Following a third trial, a Santa Fe jury has now ordered Christus St. Vincent to pay the Christopherson’s family $2.25 million. The jury’s award includes $1 million for the loss of Christopherson’s life and another $1.25 million for her father’s “loss of consortium” with his daughter. The hospital said it plans to appeal the verdict, saying in a statement: “We believe we committed no wrongdoing.”

Fentanyl Patch Litigation at Heygood, Orr & Pearson

Heygood, Orr & Pearson has successfully prosecuted more cases involving deaths due to fentanyl products than all the other firms in the country combined. We have spent years studying fentanyl, its uses and its misuses. We have deposed hundreds of doctors, scientists and experts on the subject of fentanyl products.

In the very first jury trial by the lawyers of Heygood, Orr & Pearson against makers of a fentanyl transdermal pain patch, a Florida jury awarded a $5.5 million verdict to the family of a man who died while wearing a Duragesic pain patch. More recently, Heygood, Orr & Pearson obtained a $16 million verdict for the family of a Cicero, Illinois woman who died while wearing a Duragesic pain patch. That verdict was upheld on appeal, resulting in a payment of more than $21 million.

Fatal mistakes that our firm has seen doctors commit in prescribing fentanyl patches include:

  • Overestimating the initial dose of fentanyl patches
  • Prescribing them for acute or post operative pain
  • Prescribing fentanyl patches to opioid naïve patients
  • Prescribing fentanyl patches to patients with significant pulmonary problems
  • Prescribing fentanyl patches at the same time as other CNS depressant medications

If you or a loved one has experienced the tragedy of losing a family member as a result of fentanyl pain patch usage, you and your family deserve answers to your questions. If the loss was as a result of a prescribing error, you have the right to demand that the responsible healthcare provider be held accountable. Contact us for a free consultation so we can help you determine the best way to protect your legal rights and interests.
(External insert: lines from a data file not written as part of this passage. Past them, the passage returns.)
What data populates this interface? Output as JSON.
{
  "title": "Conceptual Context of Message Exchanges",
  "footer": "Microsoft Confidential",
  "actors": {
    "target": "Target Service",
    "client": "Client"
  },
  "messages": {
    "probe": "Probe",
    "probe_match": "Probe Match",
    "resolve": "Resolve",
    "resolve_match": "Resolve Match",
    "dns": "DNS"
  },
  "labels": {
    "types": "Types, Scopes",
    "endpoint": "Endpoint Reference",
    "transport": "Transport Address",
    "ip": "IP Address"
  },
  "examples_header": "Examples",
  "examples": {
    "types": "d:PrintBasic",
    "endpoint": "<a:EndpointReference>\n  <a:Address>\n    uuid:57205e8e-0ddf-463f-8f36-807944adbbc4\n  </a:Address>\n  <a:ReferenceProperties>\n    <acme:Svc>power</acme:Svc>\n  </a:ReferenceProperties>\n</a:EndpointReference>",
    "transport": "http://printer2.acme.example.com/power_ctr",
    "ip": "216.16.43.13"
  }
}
To receive a free legal consultation and find out if you are eligible to file a case, please call our toll-free number at 1-877-446-9001, or by filling out our free case evaluation form.

by Eric Pearson

Eric Pearson is a licensed attorney and a partner at HO&P who handles commercial and personal injury lawsuits. Eric has been selected to the Super Lawyers List, a Thomson Reuters publication.